Most of the time, they got used to travel life enough to complain a little about equality. (In St. Louis, the distribution of touring swag upset them again.) Usually, touring dancers have to adjust to a different stage in each city, but since they brought their own this time, it was always familiar – bouncy, if sometimes hot.

It was more difficult to place this stage. At the Minnesota Landscape Arboretum, where the changing room at the Bee and Pollinator Discovery Center was next to the red barn, the floor sloped away from the stage to block the view of the dancers’ feet. In St. Louis, placing the stage at the base of an amphitheater-like canyon avoided that problem, but it was a worryingly close shave to press it in place.

Despite the company’s desire for ABT Across America to mirror the troupe’s transcontinental touring in the 1940s and 50s, it was a much less strenuous proposition. During the war, in the 1943/44 season, the troupe performed in 73 cities, 48 ​​of which were one-night stands. The tour 10 years later was similar: four months, 20 states on buses and trains, mostly a different city every day.

But if ABT Across America was shorter and more comfortable, it was significantly smaller and cheaper than the company’s touring model of recent years. “Even before the pandemic,” McKenzie told me, “the moderators were left at the expense of 130 people and hiring an orchestra.” A new touring model similar to ABT Across America’s could “add another arm to our mission,” he said . “Dancers will register. That would be extra work. “

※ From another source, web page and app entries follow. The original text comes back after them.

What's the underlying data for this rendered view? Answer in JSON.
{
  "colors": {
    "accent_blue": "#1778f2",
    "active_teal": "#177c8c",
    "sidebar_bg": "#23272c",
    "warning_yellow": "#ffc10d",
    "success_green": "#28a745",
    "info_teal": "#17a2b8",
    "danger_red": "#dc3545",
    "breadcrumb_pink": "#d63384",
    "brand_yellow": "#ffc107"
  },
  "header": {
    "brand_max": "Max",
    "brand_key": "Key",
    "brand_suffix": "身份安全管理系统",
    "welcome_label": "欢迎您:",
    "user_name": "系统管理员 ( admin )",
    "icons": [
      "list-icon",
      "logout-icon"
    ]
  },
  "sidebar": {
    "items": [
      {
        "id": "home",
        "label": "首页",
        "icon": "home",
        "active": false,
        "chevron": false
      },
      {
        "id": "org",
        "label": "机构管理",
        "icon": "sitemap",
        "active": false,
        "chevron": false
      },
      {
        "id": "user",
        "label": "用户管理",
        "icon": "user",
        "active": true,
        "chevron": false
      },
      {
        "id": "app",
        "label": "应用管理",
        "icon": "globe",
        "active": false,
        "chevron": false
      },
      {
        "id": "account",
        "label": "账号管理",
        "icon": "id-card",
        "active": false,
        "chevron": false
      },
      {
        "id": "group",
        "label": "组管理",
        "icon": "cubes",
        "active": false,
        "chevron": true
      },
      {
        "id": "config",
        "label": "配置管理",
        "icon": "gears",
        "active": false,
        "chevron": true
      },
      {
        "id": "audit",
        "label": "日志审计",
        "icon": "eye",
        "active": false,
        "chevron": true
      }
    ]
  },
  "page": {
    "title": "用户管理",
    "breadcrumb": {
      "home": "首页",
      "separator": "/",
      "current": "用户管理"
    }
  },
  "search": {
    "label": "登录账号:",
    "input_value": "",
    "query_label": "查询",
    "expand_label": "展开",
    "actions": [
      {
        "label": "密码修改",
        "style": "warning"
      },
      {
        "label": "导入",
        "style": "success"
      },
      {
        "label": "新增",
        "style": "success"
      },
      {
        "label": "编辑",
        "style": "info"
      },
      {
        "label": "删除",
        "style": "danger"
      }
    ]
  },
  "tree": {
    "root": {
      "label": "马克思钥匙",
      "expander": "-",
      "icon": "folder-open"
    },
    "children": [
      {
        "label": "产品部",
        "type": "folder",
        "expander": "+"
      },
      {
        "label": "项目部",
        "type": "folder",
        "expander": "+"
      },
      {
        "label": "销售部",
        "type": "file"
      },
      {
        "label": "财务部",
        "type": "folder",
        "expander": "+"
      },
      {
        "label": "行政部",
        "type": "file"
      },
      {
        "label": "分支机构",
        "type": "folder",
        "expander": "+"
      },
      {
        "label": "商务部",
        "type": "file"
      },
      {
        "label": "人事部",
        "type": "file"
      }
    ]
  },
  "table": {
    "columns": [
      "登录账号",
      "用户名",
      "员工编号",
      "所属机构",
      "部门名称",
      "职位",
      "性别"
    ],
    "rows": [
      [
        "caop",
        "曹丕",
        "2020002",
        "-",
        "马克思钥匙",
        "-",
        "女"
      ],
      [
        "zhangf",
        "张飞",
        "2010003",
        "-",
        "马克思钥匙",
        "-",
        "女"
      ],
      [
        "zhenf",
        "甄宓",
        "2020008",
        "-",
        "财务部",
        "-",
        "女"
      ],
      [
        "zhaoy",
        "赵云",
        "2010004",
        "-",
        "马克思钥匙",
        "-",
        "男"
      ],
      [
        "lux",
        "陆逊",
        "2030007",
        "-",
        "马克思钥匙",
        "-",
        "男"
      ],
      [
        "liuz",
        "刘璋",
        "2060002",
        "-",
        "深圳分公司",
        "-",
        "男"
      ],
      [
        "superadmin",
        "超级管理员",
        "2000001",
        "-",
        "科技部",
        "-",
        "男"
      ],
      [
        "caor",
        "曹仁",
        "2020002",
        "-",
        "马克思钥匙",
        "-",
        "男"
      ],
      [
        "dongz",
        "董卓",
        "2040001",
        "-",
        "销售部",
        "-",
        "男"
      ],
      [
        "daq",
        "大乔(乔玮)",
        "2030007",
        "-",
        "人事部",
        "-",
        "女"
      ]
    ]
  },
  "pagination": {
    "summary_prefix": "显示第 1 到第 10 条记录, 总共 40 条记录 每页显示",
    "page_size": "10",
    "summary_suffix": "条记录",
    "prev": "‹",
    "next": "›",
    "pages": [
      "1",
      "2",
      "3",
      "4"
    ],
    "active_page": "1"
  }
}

Certainly the tour opened up space for younger dancers. “It seems like we’re pretty evenly represented in every piece,” said Carlos Gonzalez, a corps member. “It’s a great opportunity to dance and be seen and have experiences that we normally don’t get.”

And it felt good, says Teuscher, to reach an audience that Ballet Theater normally does not reach: “We are America’s company, so it is important to bring ballet to America.”